### Task to complete
Set down all of the records word for word.

-- Records for this task follows --

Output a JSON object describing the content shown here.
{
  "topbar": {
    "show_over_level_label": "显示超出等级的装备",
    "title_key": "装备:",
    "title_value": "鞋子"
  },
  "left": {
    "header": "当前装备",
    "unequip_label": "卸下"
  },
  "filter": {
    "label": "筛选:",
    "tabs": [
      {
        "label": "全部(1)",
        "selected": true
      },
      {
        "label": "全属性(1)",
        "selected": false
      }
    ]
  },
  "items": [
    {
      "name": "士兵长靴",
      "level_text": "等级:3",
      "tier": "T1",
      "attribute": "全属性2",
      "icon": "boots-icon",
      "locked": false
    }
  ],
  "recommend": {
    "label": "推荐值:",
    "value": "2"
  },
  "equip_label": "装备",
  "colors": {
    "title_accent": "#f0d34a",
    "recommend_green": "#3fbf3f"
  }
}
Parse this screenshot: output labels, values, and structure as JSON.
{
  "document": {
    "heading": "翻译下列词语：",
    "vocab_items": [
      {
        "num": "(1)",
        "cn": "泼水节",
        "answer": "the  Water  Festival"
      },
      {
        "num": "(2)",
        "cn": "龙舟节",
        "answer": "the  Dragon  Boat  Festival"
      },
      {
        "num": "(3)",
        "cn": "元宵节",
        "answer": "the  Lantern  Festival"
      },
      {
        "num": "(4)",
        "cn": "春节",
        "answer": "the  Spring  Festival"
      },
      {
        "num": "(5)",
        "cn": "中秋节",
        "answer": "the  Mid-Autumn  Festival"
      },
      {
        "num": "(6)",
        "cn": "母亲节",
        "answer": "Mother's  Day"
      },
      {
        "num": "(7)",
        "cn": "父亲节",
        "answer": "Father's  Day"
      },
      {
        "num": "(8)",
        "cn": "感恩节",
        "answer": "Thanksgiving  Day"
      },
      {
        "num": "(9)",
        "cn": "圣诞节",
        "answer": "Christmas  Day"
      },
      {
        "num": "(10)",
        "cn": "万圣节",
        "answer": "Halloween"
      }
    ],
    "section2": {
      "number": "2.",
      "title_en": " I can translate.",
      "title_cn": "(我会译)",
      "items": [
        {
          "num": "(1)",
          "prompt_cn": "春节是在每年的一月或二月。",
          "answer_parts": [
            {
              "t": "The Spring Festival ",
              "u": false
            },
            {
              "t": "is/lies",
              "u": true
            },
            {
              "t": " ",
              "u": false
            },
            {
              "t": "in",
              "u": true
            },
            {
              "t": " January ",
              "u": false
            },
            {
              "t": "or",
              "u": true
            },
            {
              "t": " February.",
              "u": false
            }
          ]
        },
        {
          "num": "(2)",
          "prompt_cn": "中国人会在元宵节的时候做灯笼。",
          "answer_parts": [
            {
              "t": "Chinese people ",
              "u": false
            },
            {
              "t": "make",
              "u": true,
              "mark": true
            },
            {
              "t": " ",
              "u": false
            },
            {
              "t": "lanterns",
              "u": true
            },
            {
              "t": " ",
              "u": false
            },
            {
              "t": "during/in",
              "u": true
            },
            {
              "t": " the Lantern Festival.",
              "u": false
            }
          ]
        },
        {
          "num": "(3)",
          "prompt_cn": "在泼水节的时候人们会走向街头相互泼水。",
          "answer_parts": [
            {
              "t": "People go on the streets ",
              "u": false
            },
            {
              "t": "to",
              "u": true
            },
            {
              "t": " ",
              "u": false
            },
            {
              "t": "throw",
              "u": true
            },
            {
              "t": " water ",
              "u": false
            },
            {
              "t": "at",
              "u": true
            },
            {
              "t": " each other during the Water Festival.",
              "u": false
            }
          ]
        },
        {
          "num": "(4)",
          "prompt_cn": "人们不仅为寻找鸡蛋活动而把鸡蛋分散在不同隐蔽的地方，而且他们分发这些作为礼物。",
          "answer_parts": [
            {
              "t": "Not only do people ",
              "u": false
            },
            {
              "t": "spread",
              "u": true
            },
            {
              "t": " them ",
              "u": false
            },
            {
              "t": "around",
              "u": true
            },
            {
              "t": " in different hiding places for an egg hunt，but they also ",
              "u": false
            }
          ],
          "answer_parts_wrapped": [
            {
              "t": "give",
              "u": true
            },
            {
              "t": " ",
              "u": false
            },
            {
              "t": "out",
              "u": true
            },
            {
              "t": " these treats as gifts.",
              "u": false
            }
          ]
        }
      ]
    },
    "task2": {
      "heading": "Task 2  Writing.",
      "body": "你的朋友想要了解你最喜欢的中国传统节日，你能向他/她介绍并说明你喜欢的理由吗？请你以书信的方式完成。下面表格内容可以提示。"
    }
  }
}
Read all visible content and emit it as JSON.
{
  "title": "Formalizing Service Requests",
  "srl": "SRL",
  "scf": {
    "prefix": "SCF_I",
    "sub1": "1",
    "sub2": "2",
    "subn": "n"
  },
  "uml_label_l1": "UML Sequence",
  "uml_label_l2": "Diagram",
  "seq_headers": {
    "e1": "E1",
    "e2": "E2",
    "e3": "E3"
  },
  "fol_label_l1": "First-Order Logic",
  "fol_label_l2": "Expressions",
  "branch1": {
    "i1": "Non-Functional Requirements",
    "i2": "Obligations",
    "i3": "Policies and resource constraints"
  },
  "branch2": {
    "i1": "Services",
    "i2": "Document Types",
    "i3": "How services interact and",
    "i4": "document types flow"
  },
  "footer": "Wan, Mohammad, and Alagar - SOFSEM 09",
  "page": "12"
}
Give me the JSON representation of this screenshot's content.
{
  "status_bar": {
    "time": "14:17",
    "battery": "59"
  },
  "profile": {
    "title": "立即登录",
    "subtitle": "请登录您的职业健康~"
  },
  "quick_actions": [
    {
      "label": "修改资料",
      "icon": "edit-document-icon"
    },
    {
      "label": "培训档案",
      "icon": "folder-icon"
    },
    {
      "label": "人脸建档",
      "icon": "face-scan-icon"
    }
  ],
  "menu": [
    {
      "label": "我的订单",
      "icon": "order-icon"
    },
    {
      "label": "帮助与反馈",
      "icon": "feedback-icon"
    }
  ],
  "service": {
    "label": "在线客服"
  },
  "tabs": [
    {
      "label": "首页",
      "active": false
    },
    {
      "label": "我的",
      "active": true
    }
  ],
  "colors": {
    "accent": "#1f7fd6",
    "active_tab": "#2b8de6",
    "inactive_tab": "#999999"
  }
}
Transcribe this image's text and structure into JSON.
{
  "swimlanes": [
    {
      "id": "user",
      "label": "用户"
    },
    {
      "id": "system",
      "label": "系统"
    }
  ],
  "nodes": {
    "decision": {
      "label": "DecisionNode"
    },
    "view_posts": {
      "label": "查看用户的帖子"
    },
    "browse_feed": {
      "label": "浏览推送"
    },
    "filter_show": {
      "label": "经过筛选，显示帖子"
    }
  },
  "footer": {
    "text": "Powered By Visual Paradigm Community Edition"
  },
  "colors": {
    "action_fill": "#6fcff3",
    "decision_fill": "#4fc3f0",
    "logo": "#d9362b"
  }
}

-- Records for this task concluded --

### The answer
Output a JSON object describing the content shown here.
{
  "topbar": {
    "show_over_level_label": "显示超出等级的装备",
    "title_key": "装备:",
    "title_value": "鞋子"
  },
  "left": {
    "header": "当前装备",
    "unequip_label": "卸下"
  },
  "filter": {
    "label": "筛选:",
    "tabs": [
      {
        "label": "全部(1)",
        "selected": true
      },
      {
        "label": "全属性(1)",
        "selected": false
      }
    ]
  },
  "items": [
    {
      "name": "士兵长靴",
      "level_text": "等级:3",
      "tier": "T1",
      "attribute": "全属性2",
      "icon": "boots-icon",
      "locked": false
    }
  ],
  "recommend": {
    "label": "推荐值:",
    "value": "2"
  },
  "equip_label": "装备",
  "colors": {
    "title_accent": "#f0d34a",
    "recommend_green": "#3fbf3f"
  }
}
Parse this screenshot: output labels, values, and structure as JSON.
{
  "document": {
    "heading": "翻译下列词语：",
    "vocab_items": [
      {
        "num": "(1)",
        "cn": "泼水节",
        "answer": "the  Water  Festival"
      },
      {
        "num": "(2)",
        "cn": "龙舟节",
        "answer": "the  Dragon  Boat  Festival"
      },
      {
        "num": "(3)",
        "cn": "元宵节",
        "answer": "the  Lantern  Festival"
      },
      {
        "num": "(4)",
        "cn": "春节",
        "answer": "the  Spring  Festival"
      },
      {
        "num": "(5)",
        "cn": "中秋节",
        "answer": "the  Mid-Autumn  Festival"
      },
      {
        "num": "(6)",
        "cn": "母亲节",
        "answer": "Mother's  Day"
      },
      {
        "num": "(7)",
        "cn": "父亲节",
        "answer": "Father's  Day"
      },
      {
        "num": "(8)",
        "cn": "感恩节",
        "answer": "Thanksgiving  Day"
      },
      {
        "num": "(9)",
        "cn": "圣诞节",
        "answer": "Christmas  Day"
      },
      {
        "num": "(10)",
        "cn": "万圣节",
        "answer": "Halloween"
      }
    ],
    "section2": {
      "number": "2.",
      "title_en": " I can translate.",
      "title_cn": "(我会译)",
      "items": [
        {
          "num": "(1)",
          "prompt_cn": "春节是在每年的一月或二月。",
          "answer_parts": [
            {
              "t": "The Spring Festival ",
              "u": false
            },
            {
              "t": "is/lies",
              "u": true
            },
            {
              "t": " ",
              "u": false
            },
            {
              "t": "in",
              "u": true
            },
            {
              "t": " January ",
              "u": false
            },
            {
              "t": "or",
              "u": true
            },
            {
              "t": " February.",
              "u": false
            }
          ]
        },
        {
          "num": "(2)",
          "prompt_cn": "中国人会在元宵节的时候做灯笼。",
          "answer_parts": [
            {
              "t": "Chinese people ",
              "u": false
            },
            {
              "t": "make",
              "u": true,
              "mark": true
            },
            {
              "t": " ",
              "u": false
            },
            {
              "t": "lanterns",
              "u": true
            },
            {
              "t": " ",
              "u": false
            },
            {
              "t": "during/in",
              "u": true
            },
            {
              "t": " the Lantern Festival.",
              "u": false
            }
          ]
        },
        {
          "num": "(3)",
          "prompt_cn": "在泼水节的时候人们会走向街头相互泼水。",
          "answer_parts": [
            {
              "t": "People go on the streets ",
              "u": false
            },
            {
              "t": "to",
              "u": true
            },
            {
              "t": " ",
              "u": false
            },
            {
              "t": "throw",
              "u": true
            },
            {
              "t": " water ",
              "u": false
            },
            {
              "t": "at",
              "u": true
            },
            {
              "t": " each other during the Water Festival.",
              "u": false
            }
          ]
        },
        {
          "num": "(4)",
          "prompt_cn": "人们不仅为寻找鸡蛋活动而把鸡蛋分散在不同隐蔽的地方，而且他们分发这些作为礼物。",
          "answer_parts": [
            {
              "t": "Not only do people ",
              "u": false
            },
            {
              "t": "spread",
              "u": true
            },
            {
              "t": " them ",
              "u": false
            },
            {
              "t": "around",
              "u": true
            },
            {
              "t": " in different hiding places for an egg hunt，but they also ",
              "u": false
            }
          ],
          "answer_parts_wrapped": [
            {
              "t": "give",
              "u": true
            },
            {
              "t": " ",
              "u": false
            },
            {
              "t": "out",
              "u": true
            },
            {
              "t": " these treats as gifts.",
              "u": false
            }
          ]
        }
      ]
    },
    "task2": {
      "heading": "Task 2  Writing.",
      "body": "你的朋友想要了解你最喜欢的中国传统节日，你能向他/她介绍并说明你喜欢的理由吗？请你以书信的方式完成。下面表格内容可以提示。"
    }
  }
}
Read all visible content and emit it as JSON.
{
  "title": "Formalizing Service Requests",
  "srl": "SRL",
  "scf": {
    "prefix": "SCF_I",
    "sub1": "1",
    "sub2": "2",
    "subn": "n"
  },
  "uml_label_l1": "UML Sequence",
  "uml_label_l2": "Diagram",
  "seq_headers": {
    "e1": "E1",
    "e2": "E2",
    "e3": "E3"
  },
  "fol_label_l1": "First-Order Logic",
  "fol_label_l2": "Expressions",
  "branch1": {
    "i1": "Non-Functional Requirements",
    "i2": "Obligations",
    "i3": "Policies and resource constraints"
  },
  "branch2": {
    "i1": "Services",
    "i2": "Document Types",
    "i3": "How services interact and",
    "i4": "document types flow"
  },
  "footer": "Wan, Mohammad, and Alagar - SOFSEM 09",
  "page": "12"
}
Give me the JSON representation of this screenshot's content.
{
  "status_bar": {
    "time": "14:17",
    "battery": "59"
  },
  "profile": {
    "title": "立即登录",
    "subtitle": "请登录您的职业健康~"
  },
  "quick_actions": [
    {
      "label": "修改资料",
      "icon": "edit-document-icon"
    },
    {
      "label": "培训档案",
      "icon": "folder-icon"
    },
    {
      "label": "人脸建档",
      "icon": "face-scan-icon"
    }
  ],
  "menu": [
    {
      "label": "我的订单",
      "icon": "order-icon"
    },
    {
      "label": "帮助与反馈",
      "icon": "feedback-icon"
    }
  ],
  "service": {
    "label": "在线客服"
  },
  "tabs": [
    {
      "label": "首页",
      "active": false
    },
    {
      "label": "我的",
      "active": true
    }
  ],
  "colors": {
    "accent": "#1f7fd6",
    "active_tab": "#2b8de6",
    "inactive_tab": "#999999"
  }
}
Transcribe this image's text and structure into JSON.
{
  "swimlanes": [
    {
      "id": "user",
      "label": "用户"
    },
    {
      "id": "system",
      "label": "系统"
    }
  ],
  "nodes": {
    "decision": {
      "label": "DecisionNode"
    },
    "view_posts": {
      "label": "查看用户的帖子"
    },
    "browse_feed": {
      "label": "浏览推送"
    },
    "filter_show": {
      "label": "经过筛选，显示帖子"
    }
  },
  "footer": {
    "text": "Powered By Visual Paradigm Community Edition"
  },
  "colors": {
    "action_fill": "#6fcff3",
    "decision_fill": "#4fc3f0",
    "logo": "#d9362b"
  }
}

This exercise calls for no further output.